2. A platinum ore site in Canada was discovered and everyone heads out to make some money. You obtain 8.25kg of platinum arsenide. Assuming you know how to extract the platinum and sell it, how much money can you make? PtAs2 ( Pt + 2As

a. What type of reaction will you carry out to extract the platinum?

b. Calculate the moles of PtAs2 recovered.

c. Calculate the moles of Pt formed.

d. Calculate the grams of Pt formed.

e. You get a buyer that will pay $32 per gram. How much money will you make?

3. Your brother left his bike out in the back yard all winter and it has a red coating on it. What is the empirical formula and IUPAC name of the compound formed on the bike? Fe + O2 ( _________________

4. What type of reaction occurred in question 3?

5. You are asked to create acetaminophen, the main component for Tylenol, C8H9NO2. You follow procedures dutifully and weigh your final product. It weighs 453 g/mol. What is the molecular formula of the compound you’ve made? Is the product you formed safe to use in Tylenol?

6. The following are common names for compounds. Give the IUPAC name:

a. Baking soda NaHCO3

b. Bleach NaClO

c. Chalk CaCO3

d. Lime CaO

e. Water H2O

-----------------------

[pic]

[pic]

[pic]

[pic]

[pic]

[pic]

[pic]

[pic]

[pic]

One I Five V

Two II Six VI

Three III Seven VII

Four IV

................
................

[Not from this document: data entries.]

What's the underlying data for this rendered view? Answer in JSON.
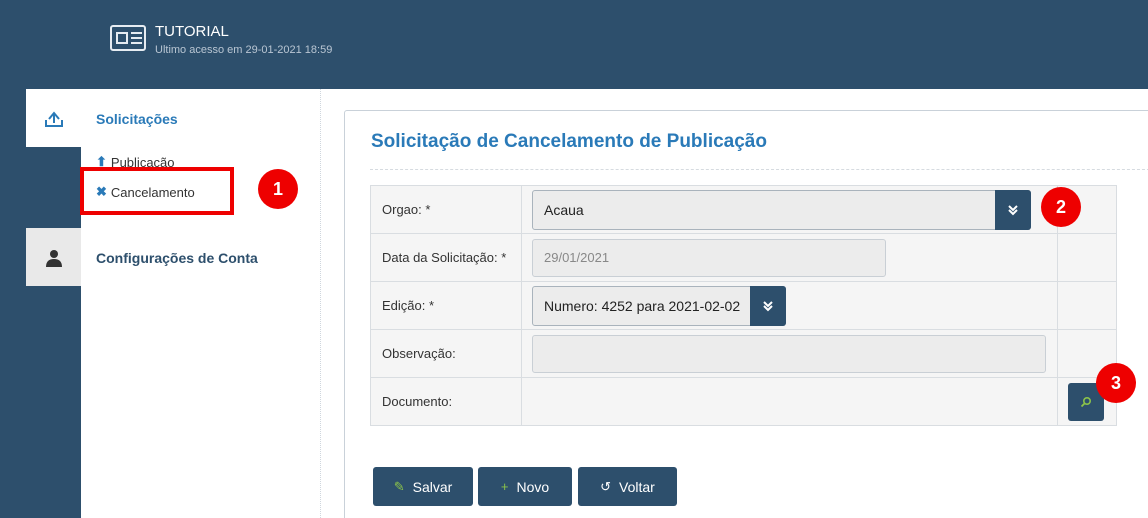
{
  "header": {
    "title": "TUTORIAL",
    "subtitle": "Ultimo acesso em 29-01-2021 18:59"
  },
  "sidebar": {
    "tabs": [
      {
        "icon": "upload-tray-icon",
        "active": true
      },
      {
        "icon": "user-icon",
        "active": false
      }
    ],
    "sections": [
      {
        "label": "Solicitações",
        "items": [
          {
            "label": "Publicação",
            "icon": "upload-icon"
          },
          {
            "label": "Cancelamento",
            "icon": "x-icon"
          }
        ]
      },
      {
        "label": "Configurações de Conta",
        "items": []
      }
    ]
  },
  "form": {
    "title": "Solicitação de Cancelamento de Publicação",
    "fields": [
      {
        "label": "Orgao: *",
        "value": "Acaua"
      },
      {
        "label": "Data da Solicitação: *",
        "value": "29/01/2021"
      },
      {
        "label": "Edição: *",
        "value": "Numero: 4252 para 2021-02-02"
      },
      {
        "label": "Observação:",
        "value": ""
      },
      {
        "label": "Documento:",
        "value": ""
      }
    ]
  },
  "buttons": {
    "save": "Salvar",
    "new": "Novo",
    "back": "Voltar"
  },
  "annotations": {
    "one": "1",
    "two": "2",
    "three": "3",
    "color": "#ee0000"
  },
  "colors": {
    "header_bg": "#2d4f6c",
    "accent_blue": "#2a7ab8",
    "button_bg": "#2d4f6c",
    "icon_green": "#8bc34a"
  }
}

In order to avoid copyright disputes, this page is only a partial summary.

Online Preview   Download